▶ Work order: Could you show all lines in the entries below that contain the string "duration"?

☆ ☆ ☆ ☆ ☆

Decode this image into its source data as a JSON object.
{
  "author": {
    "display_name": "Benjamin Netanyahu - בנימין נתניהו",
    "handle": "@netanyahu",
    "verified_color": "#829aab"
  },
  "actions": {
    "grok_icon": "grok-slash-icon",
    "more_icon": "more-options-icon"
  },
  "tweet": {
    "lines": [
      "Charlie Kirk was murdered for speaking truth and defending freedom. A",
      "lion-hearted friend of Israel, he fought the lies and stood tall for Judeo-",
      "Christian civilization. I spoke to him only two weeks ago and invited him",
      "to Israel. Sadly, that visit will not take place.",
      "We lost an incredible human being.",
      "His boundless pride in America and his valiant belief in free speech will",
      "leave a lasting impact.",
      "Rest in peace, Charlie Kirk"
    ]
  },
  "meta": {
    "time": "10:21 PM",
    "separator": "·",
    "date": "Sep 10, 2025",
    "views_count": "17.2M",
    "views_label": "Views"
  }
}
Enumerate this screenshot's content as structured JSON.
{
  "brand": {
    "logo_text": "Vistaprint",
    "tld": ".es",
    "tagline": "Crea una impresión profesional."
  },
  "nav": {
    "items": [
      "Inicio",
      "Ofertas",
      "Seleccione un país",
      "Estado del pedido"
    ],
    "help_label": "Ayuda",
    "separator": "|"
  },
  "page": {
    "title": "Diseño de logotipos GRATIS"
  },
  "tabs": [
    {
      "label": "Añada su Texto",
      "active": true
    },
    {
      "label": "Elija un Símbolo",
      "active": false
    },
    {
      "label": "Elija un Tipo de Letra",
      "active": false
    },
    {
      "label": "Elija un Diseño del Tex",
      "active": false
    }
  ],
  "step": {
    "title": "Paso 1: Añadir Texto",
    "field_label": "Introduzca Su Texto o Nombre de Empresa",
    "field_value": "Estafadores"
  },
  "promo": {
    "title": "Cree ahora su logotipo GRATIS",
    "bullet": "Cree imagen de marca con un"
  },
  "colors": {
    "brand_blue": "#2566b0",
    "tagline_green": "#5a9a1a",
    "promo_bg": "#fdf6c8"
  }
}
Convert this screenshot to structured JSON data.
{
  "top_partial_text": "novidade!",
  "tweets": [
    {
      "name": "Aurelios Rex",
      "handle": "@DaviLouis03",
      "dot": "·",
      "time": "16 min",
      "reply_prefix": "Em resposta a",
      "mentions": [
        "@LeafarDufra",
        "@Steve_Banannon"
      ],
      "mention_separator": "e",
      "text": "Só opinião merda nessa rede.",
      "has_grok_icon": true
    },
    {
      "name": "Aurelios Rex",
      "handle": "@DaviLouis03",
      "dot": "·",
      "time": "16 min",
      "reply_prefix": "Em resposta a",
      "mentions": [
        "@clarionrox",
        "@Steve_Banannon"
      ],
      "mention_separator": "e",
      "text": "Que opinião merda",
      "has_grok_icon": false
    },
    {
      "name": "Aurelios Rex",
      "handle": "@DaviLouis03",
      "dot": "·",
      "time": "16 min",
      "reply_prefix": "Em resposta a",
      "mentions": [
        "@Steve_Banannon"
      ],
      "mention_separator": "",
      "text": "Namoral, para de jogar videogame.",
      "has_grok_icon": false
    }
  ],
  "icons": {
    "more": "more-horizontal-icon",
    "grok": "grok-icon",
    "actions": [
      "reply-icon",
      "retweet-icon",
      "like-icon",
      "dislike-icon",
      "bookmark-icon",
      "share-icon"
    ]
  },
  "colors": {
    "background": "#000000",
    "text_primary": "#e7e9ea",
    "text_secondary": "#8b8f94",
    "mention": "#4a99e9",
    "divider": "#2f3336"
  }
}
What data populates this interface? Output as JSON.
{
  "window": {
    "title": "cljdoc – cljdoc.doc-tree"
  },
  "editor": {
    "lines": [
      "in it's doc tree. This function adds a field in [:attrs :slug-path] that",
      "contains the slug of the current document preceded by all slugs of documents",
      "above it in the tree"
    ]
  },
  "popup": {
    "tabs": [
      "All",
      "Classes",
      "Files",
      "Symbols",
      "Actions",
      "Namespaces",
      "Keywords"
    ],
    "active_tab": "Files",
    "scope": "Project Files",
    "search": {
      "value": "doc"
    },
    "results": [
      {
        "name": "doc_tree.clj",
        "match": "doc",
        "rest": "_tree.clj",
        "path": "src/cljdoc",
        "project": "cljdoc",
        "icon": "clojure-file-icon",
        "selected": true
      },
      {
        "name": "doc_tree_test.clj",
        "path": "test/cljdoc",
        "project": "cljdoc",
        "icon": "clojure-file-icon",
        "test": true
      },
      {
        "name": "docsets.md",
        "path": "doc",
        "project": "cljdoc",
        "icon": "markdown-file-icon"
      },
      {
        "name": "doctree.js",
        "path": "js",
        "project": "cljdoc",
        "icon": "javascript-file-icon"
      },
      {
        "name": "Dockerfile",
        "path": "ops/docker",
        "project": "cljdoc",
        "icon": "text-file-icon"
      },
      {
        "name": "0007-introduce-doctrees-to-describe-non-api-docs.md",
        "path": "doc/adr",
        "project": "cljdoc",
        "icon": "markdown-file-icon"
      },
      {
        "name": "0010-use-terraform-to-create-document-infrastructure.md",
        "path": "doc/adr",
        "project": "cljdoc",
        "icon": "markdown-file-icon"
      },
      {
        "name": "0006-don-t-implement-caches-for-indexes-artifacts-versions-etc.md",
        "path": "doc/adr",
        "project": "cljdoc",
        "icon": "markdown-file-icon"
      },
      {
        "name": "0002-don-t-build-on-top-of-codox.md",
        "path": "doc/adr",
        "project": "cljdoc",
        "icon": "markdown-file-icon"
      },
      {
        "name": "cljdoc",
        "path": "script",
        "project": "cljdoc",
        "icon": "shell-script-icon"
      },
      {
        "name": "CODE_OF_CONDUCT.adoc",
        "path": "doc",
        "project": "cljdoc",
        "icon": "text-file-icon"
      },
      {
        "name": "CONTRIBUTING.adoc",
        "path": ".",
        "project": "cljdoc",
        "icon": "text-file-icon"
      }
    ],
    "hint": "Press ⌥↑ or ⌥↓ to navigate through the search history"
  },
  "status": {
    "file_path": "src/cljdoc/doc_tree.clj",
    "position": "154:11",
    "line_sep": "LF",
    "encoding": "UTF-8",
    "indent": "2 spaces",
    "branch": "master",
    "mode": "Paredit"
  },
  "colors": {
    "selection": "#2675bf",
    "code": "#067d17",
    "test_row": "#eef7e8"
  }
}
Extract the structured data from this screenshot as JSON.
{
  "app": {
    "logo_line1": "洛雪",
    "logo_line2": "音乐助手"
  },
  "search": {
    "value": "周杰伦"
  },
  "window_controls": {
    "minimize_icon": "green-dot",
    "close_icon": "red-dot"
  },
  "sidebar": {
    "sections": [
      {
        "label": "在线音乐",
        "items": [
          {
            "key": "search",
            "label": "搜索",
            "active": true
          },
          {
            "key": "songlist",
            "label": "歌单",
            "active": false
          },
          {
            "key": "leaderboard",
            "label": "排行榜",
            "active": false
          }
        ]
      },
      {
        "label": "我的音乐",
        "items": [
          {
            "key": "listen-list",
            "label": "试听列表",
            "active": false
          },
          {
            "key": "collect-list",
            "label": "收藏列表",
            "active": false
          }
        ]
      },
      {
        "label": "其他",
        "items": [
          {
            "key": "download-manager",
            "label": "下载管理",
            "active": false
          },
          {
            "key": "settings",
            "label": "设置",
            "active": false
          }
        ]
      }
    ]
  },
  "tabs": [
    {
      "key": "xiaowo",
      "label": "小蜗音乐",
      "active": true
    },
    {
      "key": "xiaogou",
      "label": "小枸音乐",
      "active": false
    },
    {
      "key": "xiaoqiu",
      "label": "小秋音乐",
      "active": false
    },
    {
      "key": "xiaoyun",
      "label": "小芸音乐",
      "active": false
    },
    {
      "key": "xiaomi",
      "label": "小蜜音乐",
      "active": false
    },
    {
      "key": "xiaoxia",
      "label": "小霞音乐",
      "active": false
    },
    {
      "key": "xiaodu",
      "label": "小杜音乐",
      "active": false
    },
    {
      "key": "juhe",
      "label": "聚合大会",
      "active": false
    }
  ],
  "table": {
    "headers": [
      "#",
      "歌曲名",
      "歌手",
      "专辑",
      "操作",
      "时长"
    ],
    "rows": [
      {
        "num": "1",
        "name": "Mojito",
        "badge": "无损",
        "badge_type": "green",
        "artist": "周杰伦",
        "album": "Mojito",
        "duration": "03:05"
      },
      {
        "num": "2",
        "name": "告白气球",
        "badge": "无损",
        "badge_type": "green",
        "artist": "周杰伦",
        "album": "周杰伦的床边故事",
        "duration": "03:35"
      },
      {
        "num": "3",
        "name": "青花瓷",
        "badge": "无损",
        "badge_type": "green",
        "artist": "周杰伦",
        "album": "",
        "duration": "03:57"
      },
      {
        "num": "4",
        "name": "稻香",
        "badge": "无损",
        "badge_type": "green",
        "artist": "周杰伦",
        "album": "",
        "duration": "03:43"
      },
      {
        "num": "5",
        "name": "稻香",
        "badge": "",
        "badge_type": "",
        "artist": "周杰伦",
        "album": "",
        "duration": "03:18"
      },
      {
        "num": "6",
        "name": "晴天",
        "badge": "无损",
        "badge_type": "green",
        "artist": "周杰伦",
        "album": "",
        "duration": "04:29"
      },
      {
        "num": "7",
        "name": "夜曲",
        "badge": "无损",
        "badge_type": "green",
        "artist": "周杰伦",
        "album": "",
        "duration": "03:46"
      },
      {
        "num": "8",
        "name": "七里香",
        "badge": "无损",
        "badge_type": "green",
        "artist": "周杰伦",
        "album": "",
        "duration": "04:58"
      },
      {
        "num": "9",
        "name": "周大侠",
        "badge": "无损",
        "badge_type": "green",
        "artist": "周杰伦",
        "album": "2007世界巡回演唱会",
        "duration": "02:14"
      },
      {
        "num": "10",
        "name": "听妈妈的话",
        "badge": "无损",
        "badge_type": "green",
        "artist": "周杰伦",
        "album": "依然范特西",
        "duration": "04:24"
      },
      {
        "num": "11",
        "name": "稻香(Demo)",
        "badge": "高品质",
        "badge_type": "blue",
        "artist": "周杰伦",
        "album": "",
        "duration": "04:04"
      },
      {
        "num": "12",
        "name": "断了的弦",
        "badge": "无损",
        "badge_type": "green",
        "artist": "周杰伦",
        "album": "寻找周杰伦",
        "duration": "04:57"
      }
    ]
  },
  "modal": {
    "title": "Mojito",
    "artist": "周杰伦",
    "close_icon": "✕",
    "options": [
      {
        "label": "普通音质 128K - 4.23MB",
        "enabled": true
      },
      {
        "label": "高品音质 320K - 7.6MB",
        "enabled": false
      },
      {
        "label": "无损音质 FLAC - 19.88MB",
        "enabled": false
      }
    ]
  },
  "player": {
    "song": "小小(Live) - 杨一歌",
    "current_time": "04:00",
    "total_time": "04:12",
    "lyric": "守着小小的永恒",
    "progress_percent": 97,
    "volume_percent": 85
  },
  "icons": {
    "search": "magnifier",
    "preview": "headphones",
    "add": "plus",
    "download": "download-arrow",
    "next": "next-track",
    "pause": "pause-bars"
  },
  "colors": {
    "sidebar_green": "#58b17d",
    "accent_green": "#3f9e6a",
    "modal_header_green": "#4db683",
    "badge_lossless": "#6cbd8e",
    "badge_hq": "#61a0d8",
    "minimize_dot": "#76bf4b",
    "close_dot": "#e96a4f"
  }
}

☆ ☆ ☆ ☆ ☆

▶ Exercise solution:
        "duration": "03:05"
        "duration": "03:35"
        "duration": "03:57"
        "duration": "03:43"
        "duration": "03:18"
        "duration": "04:29"
        "duration": "03:46"
        "duration": "04:58"
        "duration": "02:14"
        "duration": "04:24"
        "duration": "04:04"
        "duration": "04:57"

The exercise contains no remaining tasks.